[Interface dataset entries]
····················
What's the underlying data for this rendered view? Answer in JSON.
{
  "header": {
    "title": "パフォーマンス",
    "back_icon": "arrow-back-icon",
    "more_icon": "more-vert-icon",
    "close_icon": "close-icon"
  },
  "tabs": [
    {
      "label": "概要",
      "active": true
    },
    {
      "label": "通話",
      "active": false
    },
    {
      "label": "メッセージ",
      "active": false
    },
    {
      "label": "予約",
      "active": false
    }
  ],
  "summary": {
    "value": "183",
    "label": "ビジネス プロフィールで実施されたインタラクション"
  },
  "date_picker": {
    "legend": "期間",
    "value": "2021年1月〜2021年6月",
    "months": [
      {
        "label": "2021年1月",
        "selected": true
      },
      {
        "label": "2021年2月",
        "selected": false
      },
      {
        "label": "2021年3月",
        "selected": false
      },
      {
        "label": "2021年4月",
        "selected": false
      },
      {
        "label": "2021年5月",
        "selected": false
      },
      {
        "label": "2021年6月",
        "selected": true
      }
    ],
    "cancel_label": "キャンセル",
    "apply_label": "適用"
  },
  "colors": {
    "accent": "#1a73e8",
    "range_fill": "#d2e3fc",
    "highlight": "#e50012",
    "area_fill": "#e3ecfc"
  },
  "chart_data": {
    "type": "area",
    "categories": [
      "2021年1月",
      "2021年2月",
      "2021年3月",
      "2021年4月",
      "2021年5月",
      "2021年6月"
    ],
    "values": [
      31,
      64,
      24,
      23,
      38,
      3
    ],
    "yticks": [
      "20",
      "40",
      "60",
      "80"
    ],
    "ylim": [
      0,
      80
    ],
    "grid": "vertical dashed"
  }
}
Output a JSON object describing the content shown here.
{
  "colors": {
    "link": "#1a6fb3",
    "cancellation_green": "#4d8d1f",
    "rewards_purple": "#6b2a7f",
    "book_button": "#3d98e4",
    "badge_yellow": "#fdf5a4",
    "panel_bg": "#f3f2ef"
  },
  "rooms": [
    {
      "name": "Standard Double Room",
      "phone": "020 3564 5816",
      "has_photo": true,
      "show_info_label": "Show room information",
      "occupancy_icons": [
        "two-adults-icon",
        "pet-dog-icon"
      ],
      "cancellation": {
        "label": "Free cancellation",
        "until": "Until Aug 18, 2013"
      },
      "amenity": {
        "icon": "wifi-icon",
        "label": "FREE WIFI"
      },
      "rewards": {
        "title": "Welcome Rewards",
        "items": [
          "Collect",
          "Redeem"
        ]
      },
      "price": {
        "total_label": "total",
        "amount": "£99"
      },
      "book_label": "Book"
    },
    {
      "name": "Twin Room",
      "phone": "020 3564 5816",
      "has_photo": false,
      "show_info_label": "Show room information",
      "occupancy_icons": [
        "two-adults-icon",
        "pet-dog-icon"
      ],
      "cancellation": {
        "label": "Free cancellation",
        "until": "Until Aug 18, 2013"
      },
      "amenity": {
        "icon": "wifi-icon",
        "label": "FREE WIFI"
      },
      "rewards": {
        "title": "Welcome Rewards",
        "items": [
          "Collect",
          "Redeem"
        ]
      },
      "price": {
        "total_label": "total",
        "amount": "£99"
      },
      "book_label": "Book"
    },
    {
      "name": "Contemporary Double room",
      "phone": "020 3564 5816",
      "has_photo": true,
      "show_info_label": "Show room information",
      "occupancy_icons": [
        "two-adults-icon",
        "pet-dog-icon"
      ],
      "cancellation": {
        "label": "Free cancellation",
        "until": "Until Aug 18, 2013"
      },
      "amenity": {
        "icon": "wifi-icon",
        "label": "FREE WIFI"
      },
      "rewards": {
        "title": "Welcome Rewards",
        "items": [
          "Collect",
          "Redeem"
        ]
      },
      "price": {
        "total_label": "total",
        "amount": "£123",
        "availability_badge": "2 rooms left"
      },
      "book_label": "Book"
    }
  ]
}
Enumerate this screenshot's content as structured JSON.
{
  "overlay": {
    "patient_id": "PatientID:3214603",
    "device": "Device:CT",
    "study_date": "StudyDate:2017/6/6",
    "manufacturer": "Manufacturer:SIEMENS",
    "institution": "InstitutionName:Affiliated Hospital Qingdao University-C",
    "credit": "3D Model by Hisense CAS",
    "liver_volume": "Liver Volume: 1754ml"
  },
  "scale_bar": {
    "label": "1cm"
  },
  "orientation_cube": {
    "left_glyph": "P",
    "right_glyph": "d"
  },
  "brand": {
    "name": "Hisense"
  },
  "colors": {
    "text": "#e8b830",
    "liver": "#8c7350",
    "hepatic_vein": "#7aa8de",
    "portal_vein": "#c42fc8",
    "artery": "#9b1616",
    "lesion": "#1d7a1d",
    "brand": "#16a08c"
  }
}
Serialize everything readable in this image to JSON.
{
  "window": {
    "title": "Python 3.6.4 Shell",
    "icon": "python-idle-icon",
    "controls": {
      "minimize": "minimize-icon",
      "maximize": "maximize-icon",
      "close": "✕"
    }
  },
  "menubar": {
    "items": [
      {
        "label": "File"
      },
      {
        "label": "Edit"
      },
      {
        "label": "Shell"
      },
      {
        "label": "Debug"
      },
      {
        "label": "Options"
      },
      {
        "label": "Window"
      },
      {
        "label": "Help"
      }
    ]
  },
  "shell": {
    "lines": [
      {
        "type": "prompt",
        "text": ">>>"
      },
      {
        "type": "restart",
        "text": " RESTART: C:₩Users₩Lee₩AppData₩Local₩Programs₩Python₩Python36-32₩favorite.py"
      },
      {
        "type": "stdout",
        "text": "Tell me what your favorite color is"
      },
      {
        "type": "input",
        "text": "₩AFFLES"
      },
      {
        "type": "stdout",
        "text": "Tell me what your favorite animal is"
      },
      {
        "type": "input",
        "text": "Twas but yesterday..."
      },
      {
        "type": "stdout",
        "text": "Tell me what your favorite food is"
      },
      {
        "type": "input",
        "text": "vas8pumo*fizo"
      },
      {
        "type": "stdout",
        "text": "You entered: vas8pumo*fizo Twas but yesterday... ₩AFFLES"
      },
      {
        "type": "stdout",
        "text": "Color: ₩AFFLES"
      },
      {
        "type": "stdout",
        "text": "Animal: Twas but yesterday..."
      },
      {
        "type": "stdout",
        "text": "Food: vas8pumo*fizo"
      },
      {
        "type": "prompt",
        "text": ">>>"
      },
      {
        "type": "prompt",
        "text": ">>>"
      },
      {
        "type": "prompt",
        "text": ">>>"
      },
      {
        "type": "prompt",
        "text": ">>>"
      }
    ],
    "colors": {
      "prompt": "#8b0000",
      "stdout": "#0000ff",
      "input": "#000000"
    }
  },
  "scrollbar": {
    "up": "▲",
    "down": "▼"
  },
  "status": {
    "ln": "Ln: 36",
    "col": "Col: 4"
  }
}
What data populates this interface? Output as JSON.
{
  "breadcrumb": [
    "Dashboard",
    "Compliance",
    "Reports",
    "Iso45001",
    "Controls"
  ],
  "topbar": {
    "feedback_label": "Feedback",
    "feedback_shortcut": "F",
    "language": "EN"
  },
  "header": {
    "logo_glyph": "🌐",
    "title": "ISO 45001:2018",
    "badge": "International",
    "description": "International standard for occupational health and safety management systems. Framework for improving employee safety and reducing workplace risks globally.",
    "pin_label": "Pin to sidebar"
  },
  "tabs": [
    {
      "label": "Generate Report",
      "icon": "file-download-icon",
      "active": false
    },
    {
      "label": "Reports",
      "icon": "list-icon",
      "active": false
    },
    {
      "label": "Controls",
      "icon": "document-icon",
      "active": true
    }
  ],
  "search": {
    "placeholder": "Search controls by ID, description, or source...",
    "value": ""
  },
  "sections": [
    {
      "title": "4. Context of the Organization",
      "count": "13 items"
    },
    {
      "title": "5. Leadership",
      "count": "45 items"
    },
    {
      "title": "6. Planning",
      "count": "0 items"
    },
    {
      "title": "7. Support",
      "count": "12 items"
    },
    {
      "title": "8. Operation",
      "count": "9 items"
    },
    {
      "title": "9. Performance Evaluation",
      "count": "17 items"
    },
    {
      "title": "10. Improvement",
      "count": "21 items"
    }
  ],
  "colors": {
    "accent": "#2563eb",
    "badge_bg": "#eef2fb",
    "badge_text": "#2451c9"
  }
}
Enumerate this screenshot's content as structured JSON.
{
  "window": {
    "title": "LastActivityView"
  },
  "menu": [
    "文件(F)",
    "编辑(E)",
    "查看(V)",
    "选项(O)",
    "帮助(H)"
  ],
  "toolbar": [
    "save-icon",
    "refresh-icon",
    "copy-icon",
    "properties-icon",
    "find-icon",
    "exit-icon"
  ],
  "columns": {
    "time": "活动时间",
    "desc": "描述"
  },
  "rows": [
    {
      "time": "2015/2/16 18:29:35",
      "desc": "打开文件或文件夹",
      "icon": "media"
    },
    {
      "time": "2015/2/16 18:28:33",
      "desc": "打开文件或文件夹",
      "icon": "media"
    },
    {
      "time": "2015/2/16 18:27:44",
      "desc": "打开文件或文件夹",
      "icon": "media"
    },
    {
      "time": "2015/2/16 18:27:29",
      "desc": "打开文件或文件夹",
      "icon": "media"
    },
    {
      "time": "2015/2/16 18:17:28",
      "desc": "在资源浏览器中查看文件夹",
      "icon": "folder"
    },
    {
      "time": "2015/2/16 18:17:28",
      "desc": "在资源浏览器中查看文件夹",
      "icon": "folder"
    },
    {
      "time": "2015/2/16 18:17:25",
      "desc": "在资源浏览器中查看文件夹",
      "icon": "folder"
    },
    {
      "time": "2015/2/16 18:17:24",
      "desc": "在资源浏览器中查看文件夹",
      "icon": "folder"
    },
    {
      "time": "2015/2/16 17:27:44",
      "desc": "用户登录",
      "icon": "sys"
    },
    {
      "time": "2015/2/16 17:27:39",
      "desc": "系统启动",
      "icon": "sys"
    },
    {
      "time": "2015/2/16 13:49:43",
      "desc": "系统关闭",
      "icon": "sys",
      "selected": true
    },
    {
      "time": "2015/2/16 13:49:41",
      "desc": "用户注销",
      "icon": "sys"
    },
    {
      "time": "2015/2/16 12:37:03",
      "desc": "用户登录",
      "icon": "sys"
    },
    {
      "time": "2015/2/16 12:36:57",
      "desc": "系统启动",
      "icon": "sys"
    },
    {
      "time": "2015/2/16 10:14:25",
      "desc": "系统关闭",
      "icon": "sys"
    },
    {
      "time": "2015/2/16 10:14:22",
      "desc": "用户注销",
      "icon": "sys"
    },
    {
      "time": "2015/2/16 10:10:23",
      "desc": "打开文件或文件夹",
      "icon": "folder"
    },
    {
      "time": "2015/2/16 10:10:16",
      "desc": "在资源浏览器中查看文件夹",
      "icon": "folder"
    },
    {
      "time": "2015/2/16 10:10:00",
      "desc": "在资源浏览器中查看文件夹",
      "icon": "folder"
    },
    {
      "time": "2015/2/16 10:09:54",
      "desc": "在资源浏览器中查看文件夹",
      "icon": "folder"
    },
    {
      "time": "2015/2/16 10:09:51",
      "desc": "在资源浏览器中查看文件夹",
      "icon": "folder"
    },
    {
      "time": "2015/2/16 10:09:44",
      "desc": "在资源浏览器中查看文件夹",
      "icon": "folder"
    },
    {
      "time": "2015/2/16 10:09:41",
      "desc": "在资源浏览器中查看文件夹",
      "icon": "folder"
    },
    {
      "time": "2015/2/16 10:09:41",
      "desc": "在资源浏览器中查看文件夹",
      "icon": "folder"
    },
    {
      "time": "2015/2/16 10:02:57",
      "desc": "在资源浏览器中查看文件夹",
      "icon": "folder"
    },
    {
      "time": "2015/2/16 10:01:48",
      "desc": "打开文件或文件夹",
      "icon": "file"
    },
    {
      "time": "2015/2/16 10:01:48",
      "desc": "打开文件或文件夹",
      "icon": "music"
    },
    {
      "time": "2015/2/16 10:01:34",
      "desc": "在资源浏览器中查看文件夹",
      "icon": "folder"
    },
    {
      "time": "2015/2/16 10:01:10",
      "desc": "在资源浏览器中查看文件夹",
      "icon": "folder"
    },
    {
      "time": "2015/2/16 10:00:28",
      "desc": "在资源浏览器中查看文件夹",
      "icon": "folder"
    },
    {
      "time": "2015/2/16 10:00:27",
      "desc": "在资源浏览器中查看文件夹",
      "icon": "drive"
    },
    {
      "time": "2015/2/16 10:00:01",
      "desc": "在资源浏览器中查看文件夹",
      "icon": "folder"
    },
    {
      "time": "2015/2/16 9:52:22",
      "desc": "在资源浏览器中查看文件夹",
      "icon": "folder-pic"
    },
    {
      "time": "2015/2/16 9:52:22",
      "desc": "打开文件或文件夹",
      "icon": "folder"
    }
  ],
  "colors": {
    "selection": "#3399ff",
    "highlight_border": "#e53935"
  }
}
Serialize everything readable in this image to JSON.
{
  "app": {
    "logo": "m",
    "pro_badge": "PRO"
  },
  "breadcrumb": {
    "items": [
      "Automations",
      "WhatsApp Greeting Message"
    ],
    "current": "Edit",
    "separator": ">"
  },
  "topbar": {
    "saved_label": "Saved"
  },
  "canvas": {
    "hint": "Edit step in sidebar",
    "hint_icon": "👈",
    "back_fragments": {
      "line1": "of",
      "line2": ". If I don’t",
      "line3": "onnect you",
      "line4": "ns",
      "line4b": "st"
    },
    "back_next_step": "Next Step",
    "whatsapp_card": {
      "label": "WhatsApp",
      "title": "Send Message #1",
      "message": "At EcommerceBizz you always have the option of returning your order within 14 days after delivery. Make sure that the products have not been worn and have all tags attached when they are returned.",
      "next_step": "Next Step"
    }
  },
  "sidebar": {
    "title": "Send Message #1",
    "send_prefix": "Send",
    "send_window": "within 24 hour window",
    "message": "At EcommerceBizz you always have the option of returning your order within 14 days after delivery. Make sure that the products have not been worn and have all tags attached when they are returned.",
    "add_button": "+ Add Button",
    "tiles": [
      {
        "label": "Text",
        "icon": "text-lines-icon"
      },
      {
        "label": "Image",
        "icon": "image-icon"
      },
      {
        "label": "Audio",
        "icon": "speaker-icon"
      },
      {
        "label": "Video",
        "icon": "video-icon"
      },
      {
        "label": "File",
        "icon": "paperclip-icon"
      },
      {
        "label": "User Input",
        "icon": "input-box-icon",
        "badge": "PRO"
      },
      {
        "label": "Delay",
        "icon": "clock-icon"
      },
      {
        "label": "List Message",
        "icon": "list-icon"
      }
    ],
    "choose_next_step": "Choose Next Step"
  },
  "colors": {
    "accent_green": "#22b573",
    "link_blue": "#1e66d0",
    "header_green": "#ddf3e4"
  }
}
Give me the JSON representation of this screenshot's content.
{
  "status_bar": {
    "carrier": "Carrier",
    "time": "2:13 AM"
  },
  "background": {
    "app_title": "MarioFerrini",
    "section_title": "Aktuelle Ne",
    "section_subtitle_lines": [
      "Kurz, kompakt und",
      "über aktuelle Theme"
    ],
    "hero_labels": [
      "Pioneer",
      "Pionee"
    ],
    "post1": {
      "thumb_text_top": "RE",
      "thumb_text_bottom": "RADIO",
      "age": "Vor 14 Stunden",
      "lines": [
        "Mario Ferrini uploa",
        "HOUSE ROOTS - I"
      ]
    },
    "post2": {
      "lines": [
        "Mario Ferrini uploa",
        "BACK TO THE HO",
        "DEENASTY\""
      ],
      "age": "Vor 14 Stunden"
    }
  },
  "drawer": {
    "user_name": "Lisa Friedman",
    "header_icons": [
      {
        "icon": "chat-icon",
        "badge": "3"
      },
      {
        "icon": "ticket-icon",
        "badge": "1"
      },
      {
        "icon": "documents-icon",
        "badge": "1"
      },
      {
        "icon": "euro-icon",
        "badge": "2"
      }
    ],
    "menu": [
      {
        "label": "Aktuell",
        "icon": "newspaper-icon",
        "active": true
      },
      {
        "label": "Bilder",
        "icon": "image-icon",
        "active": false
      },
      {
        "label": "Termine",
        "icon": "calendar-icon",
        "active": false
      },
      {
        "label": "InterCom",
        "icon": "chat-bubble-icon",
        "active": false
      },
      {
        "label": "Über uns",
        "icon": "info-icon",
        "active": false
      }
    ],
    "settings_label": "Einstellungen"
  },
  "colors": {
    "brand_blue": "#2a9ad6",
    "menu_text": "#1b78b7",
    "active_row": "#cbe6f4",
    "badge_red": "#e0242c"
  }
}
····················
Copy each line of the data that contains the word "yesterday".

TASK SOLUTION:
        "text": "Twas but yesterday..."
        "text": "You entered: vas8pumo*fizo Twas but yesterday... ₩AFFLES"
        "text": "Animal: Twas but yesterday..."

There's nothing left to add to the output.